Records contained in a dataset

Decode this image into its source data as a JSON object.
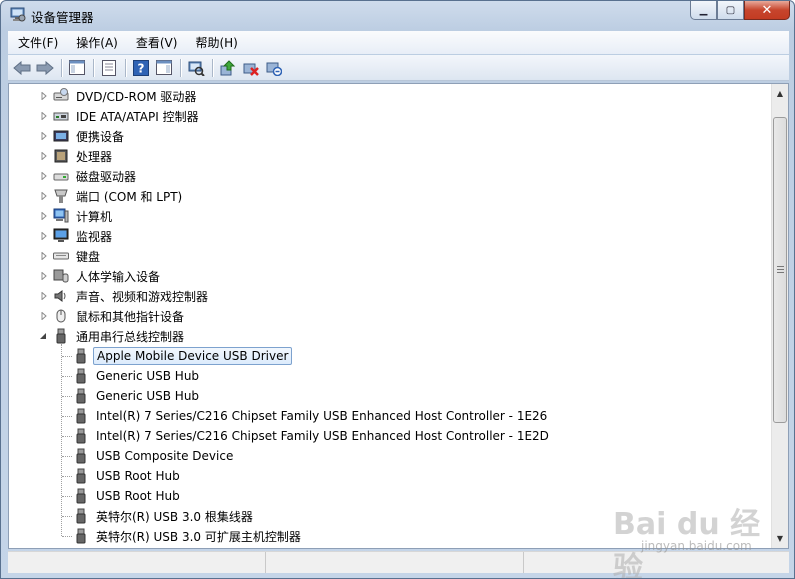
{
  "window": {
    "title": "设备管理器",
    "buttons": {
      "minimize": "▁",
      "maximize": "▢",
      "close": "✕"
    }
  },
  "menu": [
    {
      "label": "文件(F)"
    },
    {
      "label": "操作(A)"
    },
    {
      "label": "查看(V)"
    },
    {
      "label": "帮助(H)"
    }
  ],
  "toolbar": [
    {
      "icon": "back-arrow-icon"
    },
    {
      "icon": "forward-arrow-icon"
    },
    {
      "sep": true
    },
    {
      "icon": "show-hide-console-tree-icon"
    },
    {
      "sep": true
    },
    {
      "icon": "properties-icon"
    },
    {
      "sep": true
    },
    {
      "icon": "help-icon"
    },
    {
      "icon": "show-action-pane-icon"
    },
    {
      "sep": true
    },
    {
      "icon": "scan-hardware-icon"
    },
    {
      "sep": true
    },
    {
      "icon": "update-driver-icon"
    },
    {
      "icon": "disable-device-icon"
    },
    {
      "icon": "uninstall-device-icon"
    }
  ],
  "tree": {
    "categories": [
      {
        "label": "DVD/CD-ROM 驱动器",
        "icon": "dvd-drive-icon",
        "expanded": false
      },
      {
        "label": "IDE ATA/ATAPI 控制器",
        "icon": "ide-controller-icon",
        "expanded": false
      },
      {
        "label": "便携设备",
        "icon": "portable-device-icon",
        "expanded": false
      },
      {
        "label": "处理器",
        "icon": "processor-icon",
        "expanded": false
      },
      {
        "label": "磁盘驱动器",
        "icon": "disk-drive-icon",
        "expanded": false
      },
      {
        "label": "端口 (COM 和 LPT)",
        "icon": "port-icon",
        "expanded": false
      },
      {
        "label": "计算机",
        "icon": "computer-icon",
        "expanded": false
      },
      {
        "label": "监视器",
        "icon": "monitor-icon",
        "expanded": false
      },
      {
        "label": "键盘",
        "icon": "keyboard-icon",
        "expanded": false
      },
      {
        "label": "人体学输入设备",
        "icon": "hid-icon",
        "expanded": false
      },
      {
        "label": "声音、视频和游戏控制器",
        "icon": "sound-icon",
        "expanded": false
      },
      {
        "label": "鼠标和其他指针设备",
        "icon": "mouse-icon",
        "expanded": false
      },
      {
        "label": "通用串行总线控制器",
        "icon": "usb-icon",
        "expanded": true
      }
    ],
    "usb_children": [
      {
        "label": "Apple Mobile Device USB Driver",
        "selected": true
      },
      {
        "label": "Generic USB Hub"
      },
      {
        "label": "Generic USB Hub"
      },
      {
        "label": "Intel(R) 7 Series/C216 Chipset Family USB Enhanced Host Controller - 1E26"
      },
      {
        "label": "Intel(R) 7 Series/C216 Chipset Family USB Enhanced Host Controller - 1E2D"
      },
      {
        "label": "USB Composite Device"
      },
      {
        "label": "USB Root Hub"
      },
      {
        "label": "USB Root Hub"
      },
      {
        "label": "英特尔(R) USB 3.0 根集线器"
      },
      {
        "label": "英特尔(R) USB 3.0 可扩展主机控制器"
      }
    ]
  },
  "watermark": {
    "logo": "Bai du 经验",
    "url": "jingyan.baidu.com"
  },
  "colors": {
    "selection_border": "#7da2ce",
    "selection_fill": "#dcebfc",
    "title_bar": "#c5d5e8",
    "close_button": "#c7452d"
  }
}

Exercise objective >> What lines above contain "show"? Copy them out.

Result >>
      "icon": "show-hide-console-tree-icon"
      "icon": "show-action-pane-icon"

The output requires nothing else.